Unlike the stimulus investments that were recently made, the IIJA work is long-term in nature, and the investments will continue to occur throughout this decade. 

As owners evaluate these public works project opportunities, the following key items may be helpful:

  • Find opportunities to bid on infrastructure projects — Bid websites such as, and are great ways to find projects to bid on easily. Additionally, while more difficult to navigate, has federal Davis-Bacon projects listed. Most states have their own websites where opportunities may be sourced, such as the California website 
  • Prevailing wage requirements — Prevailing wage is the minimum hourly rate contractors must pay their craft workers on public works projects. Prevailing wage rates vary by location (typically by county) and type of trade (e.g., electrical or carpentry). Contractors should ensure that they are aware of the prevailing wage rates in their area and are paying their workers accordingly. It is critical to remember the prevailing wage rates include fringe benefit amounts that are meant to be spent on bona fide benefit programs. When utilized correctly, contractors can realize significant payroll tax savings when they put the fringe toward a bona fide benefits program. Bona fide fringe benefits are benefits that an employer provides to its employees and are separate from the base hourly rate. These benefits include health insurance, dental insurance, life insurance, disability insurance, pension/retirement, apprenticeship training (if applicable), paid time off (vacation, holidays, sick leave), and supplemental unemployment benefit plans.
  • Funding for workforce development — The IIJA includes funding for workforce development programs to train workers for jobs in the infrastructure sector. Prevailing wage contractors can use these programs to train their workers and improve their skills. In fact, under the Inflation Reduction Act, there are requirements for apprenticeships for contractors to achieve maximum tax rebates.
  • Opportunities for small businesses and other designated businesses — The IIJA includes provisions to promote small businesses (SBE), service-disabled veteran-owned small businesses (SDVOSB), minority business enterprises (MBE), women-owned businesses (WBE) and more. Prevailing wage contractors who meet these requirements and are properly registered and designated may be eligible for set-asides and other incentives to help them compete for contracts.
  • Environmental and labor standards — The IIJA includes provisions to promote environmental sustainability and protect workers’ rights on infrastructure projects. Prevailing wage contractors should be aware of these standards and ensure they comply with them.

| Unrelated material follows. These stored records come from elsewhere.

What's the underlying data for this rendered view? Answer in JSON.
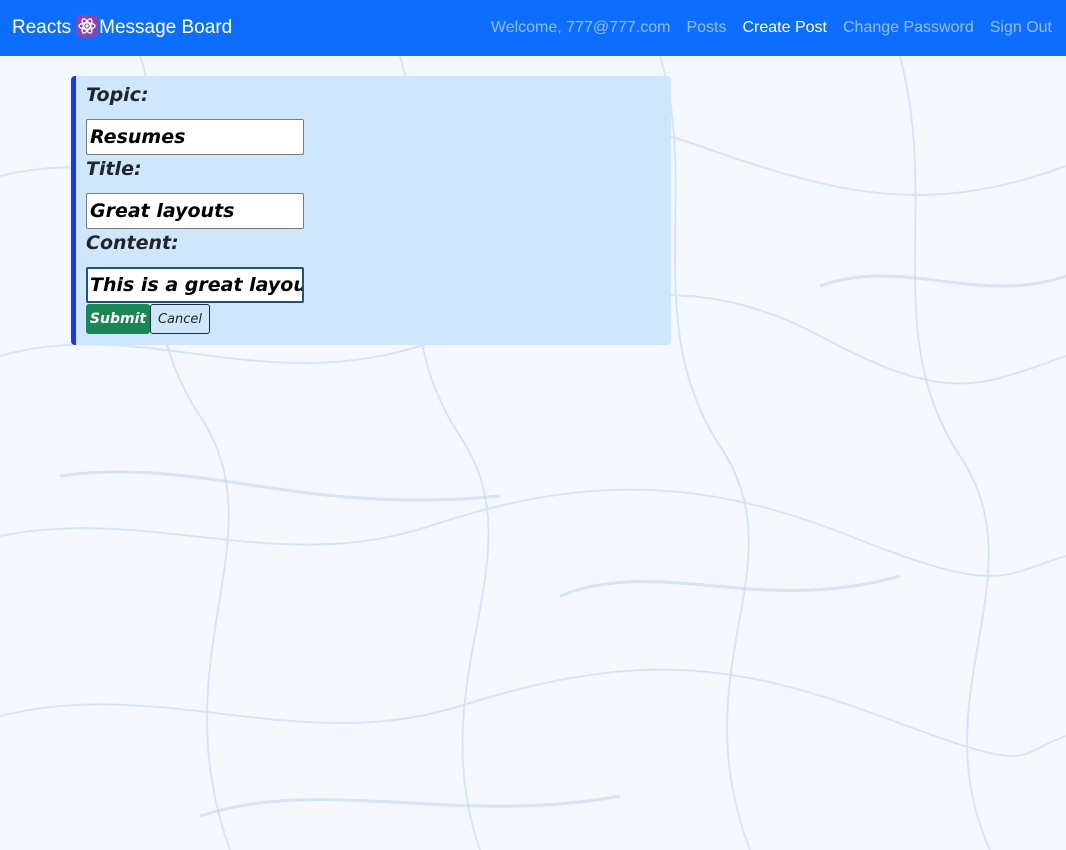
{
  "navbar": {
    "brand_prefix": "Reacts",
    "brand_icon": "atom-icon",
    "brand_suffix": "Message Board",
    "welcome": "Welcome, 777@777.com",
    "links": {
      "posts": "Posts",
      "create_post": "Create Post",
      "change_password": "Change Password",
      "sign_out": "Sign Out"
    },
    "active_link": "Create Post"
  },
  "form": {
    "topic_label": "Topic:",
    "topic_value": "Resumes",
    "title_label": "Title:",
    "title_value": "Great layouts",
    "content_label": "Content:",
    "content_value": "This is a great layout ",
    "submit_label": "Submit",
    "cancel_label": "Cancel"
  },
  "colors": {
    "navbar": "#0d6efd",
    "card": "#cfe7fd",
    "card_accent": "#1b37e6",
    "submit": "#198754"
  }
}
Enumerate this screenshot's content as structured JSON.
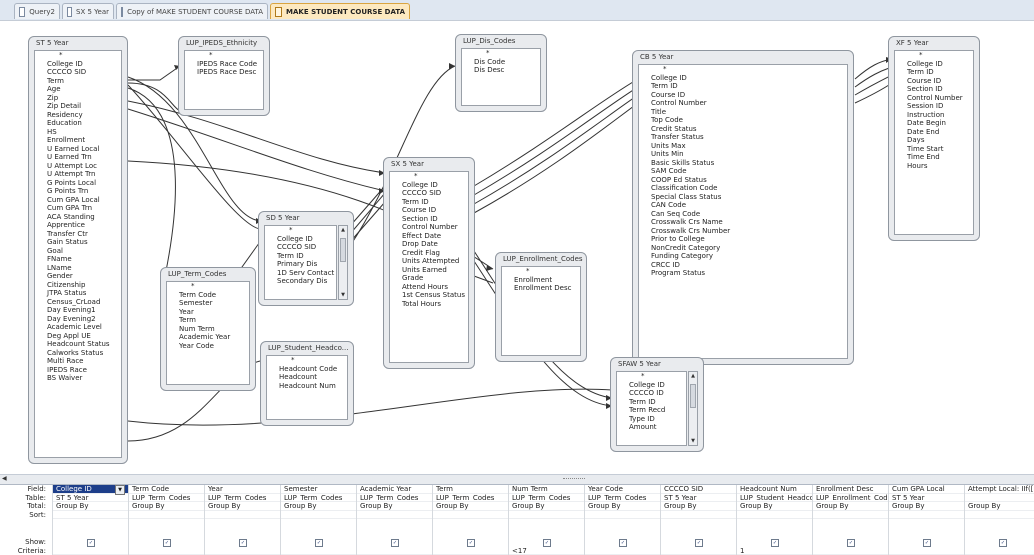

The IIJA offers an opportunity for prevailing wage contractors — and many of these projects are long-term. As prevailing wage contractors prepare to bid on relevant projects, they should be aware of prevailing wage requirements, funding for workforce development, opportunities for designated businesses, and environmental and labor standards included in the IIJA. By staying informed and complying with these requirements, prevailing wage contractors can keep their employees busy for the foreseeable future. 

Finally, let’s touch on the final rule released by the Department of Labor (DOL) on Aug. 8, 2023, concerning the Davis-Bacon Act. This is the most comprehensive review of the act in 40 years, and with it, the DOL has attempted to modernize its approach to wage creation and fringe benefit allocation. The notice for proposed rulemaking occurred in March 2022 and was met with thousands of comments from trade associations, organized labor, third-party administrators and government contractors. 

Pending significant legal action, the new rules are set to take effect on Oct. 23, 2023. It is estimated that there are more than 50 procedural changes to the act and how it must be complied with going forward, which means it is very important for contractors to be aware of wage classifications when bidding, performing work on Davis-Bacon Act projects, and when using applicable fringe dollars for bona fide benefits. If you have questions about the changes and how it might impact your company, reach out to your prevailing wage benefit partner for clarification.